What this task involves: Only the records, repeated exactly, should make up the response.

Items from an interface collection

※ ※ ※

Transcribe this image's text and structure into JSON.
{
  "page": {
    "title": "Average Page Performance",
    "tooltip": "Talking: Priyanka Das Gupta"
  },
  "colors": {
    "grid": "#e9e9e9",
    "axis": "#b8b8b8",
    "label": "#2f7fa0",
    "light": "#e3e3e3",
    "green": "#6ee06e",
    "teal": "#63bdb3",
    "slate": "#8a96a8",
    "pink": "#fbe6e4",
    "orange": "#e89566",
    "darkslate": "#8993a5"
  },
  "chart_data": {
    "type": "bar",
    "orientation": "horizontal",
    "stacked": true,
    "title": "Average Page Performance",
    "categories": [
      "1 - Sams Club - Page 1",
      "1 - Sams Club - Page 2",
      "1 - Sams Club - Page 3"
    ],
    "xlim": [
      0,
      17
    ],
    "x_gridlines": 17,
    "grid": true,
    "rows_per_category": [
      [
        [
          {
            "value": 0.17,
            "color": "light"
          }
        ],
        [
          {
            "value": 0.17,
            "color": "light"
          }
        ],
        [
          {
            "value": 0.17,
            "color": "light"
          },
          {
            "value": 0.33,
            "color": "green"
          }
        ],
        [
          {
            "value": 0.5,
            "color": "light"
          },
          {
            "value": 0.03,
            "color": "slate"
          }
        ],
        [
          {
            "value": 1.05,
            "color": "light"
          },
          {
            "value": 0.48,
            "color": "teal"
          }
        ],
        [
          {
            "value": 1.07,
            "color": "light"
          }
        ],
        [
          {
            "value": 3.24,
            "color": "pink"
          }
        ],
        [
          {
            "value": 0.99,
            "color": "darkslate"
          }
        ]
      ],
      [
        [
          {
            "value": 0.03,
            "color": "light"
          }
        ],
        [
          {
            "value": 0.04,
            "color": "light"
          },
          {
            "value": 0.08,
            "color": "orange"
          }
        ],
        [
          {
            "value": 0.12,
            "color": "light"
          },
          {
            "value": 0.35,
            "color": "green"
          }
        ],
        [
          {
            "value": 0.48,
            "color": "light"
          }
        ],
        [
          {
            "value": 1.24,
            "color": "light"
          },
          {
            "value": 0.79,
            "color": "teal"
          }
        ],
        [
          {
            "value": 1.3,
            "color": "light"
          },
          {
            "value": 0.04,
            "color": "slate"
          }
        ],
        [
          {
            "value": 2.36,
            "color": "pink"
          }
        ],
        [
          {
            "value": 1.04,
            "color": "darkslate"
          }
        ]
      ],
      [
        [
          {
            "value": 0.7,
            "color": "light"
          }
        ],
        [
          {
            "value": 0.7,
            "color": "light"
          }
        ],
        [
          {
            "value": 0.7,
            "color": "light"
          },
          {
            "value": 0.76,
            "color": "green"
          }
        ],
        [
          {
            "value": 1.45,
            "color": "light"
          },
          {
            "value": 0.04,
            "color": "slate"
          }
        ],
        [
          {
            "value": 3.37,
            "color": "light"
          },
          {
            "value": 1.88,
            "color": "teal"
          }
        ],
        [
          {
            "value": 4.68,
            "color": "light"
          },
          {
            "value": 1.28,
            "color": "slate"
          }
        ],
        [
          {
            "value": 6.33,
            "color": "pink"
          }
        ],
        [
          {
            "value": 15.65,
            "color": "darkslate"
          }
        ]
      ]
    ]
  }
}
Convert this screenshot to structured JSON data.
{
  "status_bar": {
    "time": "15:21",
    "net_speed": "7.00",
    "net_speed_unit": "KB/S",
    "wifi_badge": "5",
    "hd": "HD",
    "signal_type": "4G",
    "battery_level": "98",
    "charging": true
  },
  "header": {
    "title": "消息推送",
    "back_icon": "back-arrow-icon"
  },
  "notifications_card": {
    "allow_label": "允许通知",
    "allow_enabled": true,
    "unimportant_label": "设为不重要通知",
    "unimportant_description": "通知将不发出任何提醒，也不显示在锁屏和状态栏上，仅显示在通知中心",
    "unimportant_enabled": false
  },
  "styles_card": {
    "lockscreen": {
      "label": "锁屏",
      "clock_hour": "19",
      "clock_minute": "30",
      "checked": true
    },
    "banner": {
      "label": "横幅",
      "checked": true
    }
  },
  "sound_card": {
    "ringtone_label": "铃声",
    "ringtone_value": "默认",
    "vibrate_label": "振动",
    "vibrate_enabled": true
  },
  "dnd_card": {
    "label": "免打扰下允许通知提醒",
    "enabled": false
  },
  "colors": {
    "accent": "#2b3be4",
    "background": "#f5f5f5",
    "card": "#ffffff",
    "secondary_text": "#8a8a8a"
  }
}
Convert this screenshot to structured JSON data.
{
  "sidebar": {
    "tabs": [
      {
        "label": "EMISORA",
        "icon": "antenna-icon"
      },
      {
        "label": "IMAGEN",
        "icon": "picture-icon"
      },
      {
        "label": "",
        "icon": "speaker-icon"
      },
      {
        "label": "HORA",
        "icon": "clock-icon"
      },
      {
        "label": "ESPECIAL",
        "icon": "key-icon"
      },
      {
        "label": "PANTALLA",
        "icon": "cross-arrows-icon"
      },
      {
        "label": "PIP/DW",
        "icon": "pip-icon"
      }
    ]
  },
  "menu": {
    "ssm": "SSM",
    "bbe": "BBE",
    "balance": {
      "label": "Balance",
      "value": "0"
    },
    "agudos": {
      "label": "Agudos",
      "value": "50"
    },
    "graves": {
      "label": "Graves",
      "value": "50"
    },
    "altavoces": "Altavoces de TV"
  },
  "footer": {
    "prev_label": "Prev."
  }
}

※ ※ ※

Task result:
Transcribe this image's text and structure into JSON.
{
  "page": {
    "title": "Average Page Performance",
    "tooltip": "Talking: Priyanka Das Gupta"
  },
  "colors": {
    "grid": "#e9e9e9",
    "axis": "#b8b8b8",
    "label": "#2f7fa0",
    "light": "#e3e3e3",
    "green": "#6ee06e",
    "teal": "#63bdb3",
    "slate": "#8a96a8",
    "pink": "#fbe6e4",
    "orange": "#e89566",
    "darkslate": "#8993a5"
  },
  "chart_data": {
    "type": "bar",
    "orientation": "horizontal",
    "stacked": true,
    "title": "Average Page Performance",
    "categories": [
      "1 - Sams Club - Page 1",
      "1 - Sams Club - Page 2",
      "1 - Sams Club - Page 3"
    ],
    "xlim": [
      0,
      17
    ],
    "x_gridlines": 17,
    "grid": true,
    "rows_per_category": [
      [
        [
          {
            "value": 0.17,
            "color": "light"
          }
        ],
        [
          {
            "value": 0.17,
            "color": "light"
          }
        ],
        [
          {
            "value": 0.17,
            "color": "light"
          },
          {
            "value": 0.33,
            "color": "green"
          }
        ],
        [
          {
            "value": 0.5,
            "color": "light"
          },
          {
            "value": 0.03,
            "color": "slate"
          }
        ],
        [
          {
            "value": 1.05,
            "color": "light"
          },
          {
            "value": 0.48,
            "color": "teal"
          }
        ],
        [
          {
            "value": 1.07,
            "color": "light"
          }
        ],
        [
          {
            "value": 3.24,
            "color": "pink"
          }
        ],
        [
          {
            "value": 0.99,
            "color": "darkslate"
          }
        ]
      ],
      [
        [
          {
            "value": 0.03,
            "color": "light"
          }
        ],
        [
          {
            "value": 0.04,
            "color": "light"
          },
          {
            "value": 0.08,
            "color": "orange"
          }
        ],
        [
          {
            "value": 0.12,
            "color": "light"
          },
          {
            "value": 0.35,
            "color": "green"
          }
        ],
        [
          {
            "value": 0.48,
            "color": "light"
          }
        ],
        [
          {
            "value": 1.24,
            "color": "light"
          },
          {
            "value": 0.79,
            "color": "teal"
          }
        ],
        [
          {
            "value": 1.3,
            "color": "light"
          },
          {
            "value": 0.04,
            "color": "slate"
          }
        ],
        [
          {
            "value": 2.36,
            "color": "pink"
          }
        ],
        [
          {
            "value": 1.04,
            "color": "darkslate"
          }
        ]
      ],
      [
        [
          {
            "value": 0.7,
            "color": "light"
          }
        ],
        [
          {
            "value": 0.7,
            "color": "light"
          }
        ],
        [
          {
            "value": 0.7,
            "color": "light"
          },
          {
            "value": 0.76,
            "color": "green"
          }
        ],
        [
          {
            "value": 1.45,
            "color": "light"
          },
          {
            "value": 0.04,
            "color": "slate"
          }
        ],
        [
          {
            "value": 3.37,
            "color": "light"
          },
          {
            "value": 1.88,
            "color": "teal"
          }
        ],
        [
          {
            "value": 4.68,
            "color": "light"
          },
          {
            "value": 1.28,
            "color": "slate"
          }
        ],
        [
          {
            "value": 6.33,
            "color": "pink"
          }
        ],
        [
          {
            "value": 15.65,
            "color": "darkslate"
          }
        ]
      ]
    ]
  }
}
Convert this screenshot to structured JSON data.
{
  "status_bar": {
    "time": "15:21",
    "net_speed": "7.00",
    "net_speed_unit": "KB/S",
    "wifi_badge": "5",
    "hd": "HD",
    "signal_type": "4G",
    "battery_level": "98",
    "charging": true
  },
  "header": {
    "title": "消息推送",
    "back_icon": "back-arrow-icon"
  },
  "notifications_card": {
    "allow_label": "允许通知",
    "allow_enabled": true,
    "unimportant_label": "设为不重要通知",
    "unimportant_description": "通知将不发出任何提醒，也不显示在锁屏和状态栏上，仅显示在通知中心",
    "unimportant_enabled": false
  },
  "styles_card": {
    "lockscreen": {
      "label": "锁屏",
      "clock_hour": "19",
      "clock_minute": "30",
      "checked": true
    },
    "banner": {
      "label": "横幅",
      "checked": true
    }
  },
  "sound_card": {
    "ringtone_label": "铃声",
    "ringtone_value": "默认",
    "vibrate_label": "振动",
    "vibrate_enabled": true
  },
  "dnd_card": {
    "label": "免打扰下允许通知提醒",
    "enabled": false
  },
  "colors": {
    "accent": "#2b3be4",
    "background": "#f5f5f5",
    "card": "#ffffff",
    "secondary_text": "#8a8a8a"
  }
}
Convert this screenshot to structured JSON data.
{
  "sidebar": {
    "tabs": [
      {
        "label": "EMISORA",
        "icon": "antenna-icon"
      },
      {
        "label": "IMAGEN",
        "icon": "picture-icon"
      },
      {
        "label": "",
        "icon": "speaker-icon"
      },
      {
        "label": "HORA",
        "icon": "clock-icon"
      },
      {
        "label": "ESPECIAL",
        "icon": "key-icon"
      },
      {
        "label": "PANTALLA",
        "icon": "cross-arrows-icon"
      },
      {
        "label": "PIP/DW",
        "icon": "pip-icon"
      }
    ]
  },
  "menu": {
    "ssm": "SSM",
    "bbe": "BBE",
    "balance": {
      "label": "Balance",
      "value": "0"
    },
    "agudos": {
      "label": "Agudos",
      "value": "50"
    },
    "graves": {
      "label": "Graves",
      "value": "50"
    },
    "altavoces": "Altavoces de TV"
  },
  "footer": {
    "prev_label": "Prev."
  }
}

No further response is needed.